Reader Rosemary Welsh has congratulated me for my “courage and honesty in dealing with the subject of mental health, which so many in our society refuse to discuss.” Her letter brought me to tears; so absolute was its benevolence.
Know this, Rosemary, my goal is to get T&T to speak out. Despite the prudence of my elder LeRoy Clarke, who warned me “to be careful not to become the crazy lady writing in the newspapers” I’m unswerving about changing the perception of mental illness and really don’t care what people think/say, if I can help someone, somewhere. Recognising the intolerance, like others, my choice could’ve been concealment, especially as I now have to pretend not to see “friends” slinking away since this undertaking. Instead, I am extending my liberating experience of openness, and am pleased to be among those speaking out internationally. Mental-health issues are numerous and bewildering and include the confusion over how we arrive at defining statistics, when most people world over wouldn’t risk disclosing their position. The leading global estimate for mental illness—one in four—may be just that, an estimate.
Invariably, many have challenged the validity of the well-repeated approximation widely quoted as: “One in four people will experience some kind of mental-health problem in the course of a year,” but nothing authoritative has evolved to trump it. The World Health Organization (WHO) obscures it further for me, saying, “One in four people in the world will be affected by mental or neurological disorders at some point in their lives.” That figure may be just a useful device to draw attention to the alarming incidence and to encourage advocacy. But until we take individual responsibility for dealing openly with this issue, no statistic will matter. American-born, British-based writer/comedian Ruby Wax regarded as the UK’s face of mental illness, puts it in perspective, saying: “My point is, if we don’t learn to deal with this it won’t be one in four, it will be four in four who are really going to get ill in the upstairs department.” Wax, who has lived with depression since childhood, is the co-founder of blackdogtribe.com, a social networking site where people with depression can chat anonymously.
Using available estimates, the following figures, comparative in numbers, not in severity or consequence, highlight the occurrence of mental health globally:
• In 2008, 12.66 million people were diagnosed with cancer (info.cancerresearchuk.org).
• The number of people living with HIV worldwide was 34 million by the end of 2010 (WHO).

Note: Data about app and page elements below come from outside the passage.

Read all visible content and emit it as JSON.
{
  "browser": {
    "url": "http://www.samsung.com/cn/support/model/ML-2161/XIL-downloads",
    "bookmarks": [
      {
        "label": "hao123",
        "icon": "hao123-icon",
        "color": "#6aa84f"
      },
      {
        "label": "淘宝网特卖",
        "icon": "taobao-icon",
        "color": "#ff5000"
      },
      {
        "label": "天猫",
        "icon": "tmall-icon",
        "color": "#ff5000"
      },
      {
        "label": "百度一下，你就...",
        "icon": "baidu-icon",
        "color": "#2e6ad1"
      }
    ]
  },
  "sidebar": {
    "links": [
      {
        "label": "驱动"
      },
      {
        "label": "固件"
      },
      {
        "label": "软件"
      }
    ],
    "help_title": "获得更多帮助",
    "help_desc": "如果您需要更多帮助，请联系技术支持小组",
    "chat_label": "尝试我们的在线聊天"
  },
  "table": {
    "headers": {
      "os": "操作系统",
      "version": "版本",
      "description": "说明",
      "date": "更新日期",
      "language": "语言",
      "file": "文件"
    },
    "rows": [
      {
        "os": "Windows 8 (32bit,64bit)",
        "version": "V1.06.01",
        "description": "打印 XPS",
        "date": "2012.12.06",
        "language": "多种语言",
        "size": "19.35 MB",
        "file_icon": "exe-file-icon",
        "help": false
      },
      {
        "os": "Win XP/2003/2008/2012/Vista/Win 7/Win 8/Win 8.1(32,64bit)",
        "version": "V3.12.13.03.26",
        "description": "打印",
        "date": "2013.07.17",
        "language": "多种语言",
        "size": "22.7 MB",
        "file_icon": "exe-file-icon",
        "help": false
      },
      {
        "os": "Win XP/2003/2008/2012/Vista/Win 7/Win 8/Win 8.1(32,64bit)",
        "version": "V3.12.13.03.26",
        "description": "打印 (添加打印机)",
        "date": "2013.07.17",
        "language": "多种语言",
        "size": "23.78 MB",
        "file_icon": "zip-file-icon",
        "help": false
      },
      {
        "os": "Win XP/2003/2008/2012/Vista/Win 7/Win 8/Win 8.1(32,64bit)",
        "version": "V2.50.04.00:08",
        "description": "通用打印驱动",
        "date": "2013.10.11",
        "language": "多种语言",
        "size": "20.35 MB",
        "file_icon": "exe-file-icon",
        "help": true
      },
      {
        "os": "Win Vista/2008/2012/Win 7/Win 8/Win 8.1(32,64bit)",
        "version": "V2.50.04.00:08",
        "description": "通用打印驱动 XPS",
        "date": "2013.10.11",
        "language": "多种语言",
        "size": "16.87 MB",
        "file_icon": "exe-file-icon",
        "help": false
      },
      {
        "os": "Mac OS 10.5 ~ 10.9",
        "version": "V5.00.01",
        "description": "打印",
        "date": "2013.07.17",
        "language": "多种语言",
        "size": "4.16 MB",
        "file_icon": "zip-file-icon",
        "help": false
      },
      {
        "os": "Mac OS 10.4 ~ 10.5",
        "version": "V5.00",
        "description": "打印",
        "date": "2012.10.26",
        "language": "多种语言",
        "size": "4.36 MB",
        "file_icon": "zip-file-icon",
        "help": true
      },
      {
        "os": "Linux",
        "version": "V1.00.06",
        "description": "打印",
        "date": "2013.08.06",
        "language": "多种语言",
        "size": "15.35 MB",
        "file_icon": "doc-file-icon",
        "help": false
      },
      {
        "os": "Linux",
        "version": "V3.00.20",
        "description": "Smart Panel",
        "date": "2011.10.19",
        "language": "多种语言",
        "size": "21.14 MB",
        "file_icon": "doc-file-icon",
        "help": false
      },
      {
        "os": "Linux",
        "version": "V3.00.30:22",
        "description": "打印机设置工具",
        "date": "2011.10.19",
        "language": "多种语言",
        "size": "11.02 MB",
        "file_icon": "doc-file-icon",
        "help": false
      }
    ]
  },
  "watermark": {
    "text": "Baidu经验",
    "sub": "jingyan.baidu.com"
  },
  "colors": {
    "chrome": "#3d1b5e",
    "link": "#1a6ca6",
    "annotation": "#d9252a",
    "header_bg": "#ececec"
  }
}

• The estimate of mental illness is 450 million people currently suffering from such conditions (WHO).
With advocacy and global education benefiting from government and institutional funding, the HIV/Aids epidemic has been stymied, the annual number of new HIV infections is on a steady decline. There are many available preventive and curative solutions for cancer, too, and the disease garners widespread support. But there was a time when people were as reticent about these two as we are now about mental illness.
It will take similar effort, of global proportions, to improve mental-health education: a collaborative international campaign facing down stigma; prejudice; and skewed values being a place to start. If T&T considers that mental disorders lead the causes of ill-health and disability worldwide and is projected to be the greatest limitation on an active, healthy workforce, we may become more anxious to assault this problem. Recently, during a debate in the UK House of Commons, MPs Charles Walker and Kevan Jones told the chamber about their struggle with obsessive-compulsive disorder (OCD) and depression, respectively. Elected in 2005, Walker, calling himself a “practising fruitcake,” disclosed that he had been diagnosed with OCD for over 30 years. His Web page that states in 2011, he led a parliamentary debate calling for a new approach to mental healthcare based on compassion, understanding and respect.
A former defence minister, Jones was close to tears as he told fellow MPs he’d suffered from deep depression in the mid-1990s. He appealed for a change of culture that would make it easier for people, including MPs, to reveal their mental-health problems, without its being viewed as a sign of weakness. Asked whether his admission would affect how people viewed him or his career prospects, Jones said: “I actually don’t care now, because if it helps other people who have suffered from depression in the past, good.” Also recounting their experience with mental illnesses were MPs Sarah Wollaston and Andrea Leadsom. These confessions were made during a debate to repeal laws barring people who have had severe mental-health problems from jury service and from being MPs or company directors. I urge our Parliament, where—given the accepted estimate, at least 18 people may be mentally ill—to consider opening up. This is one honourable moment where we should imitate the First-World attitude, as we’re wont to do in lesser matters.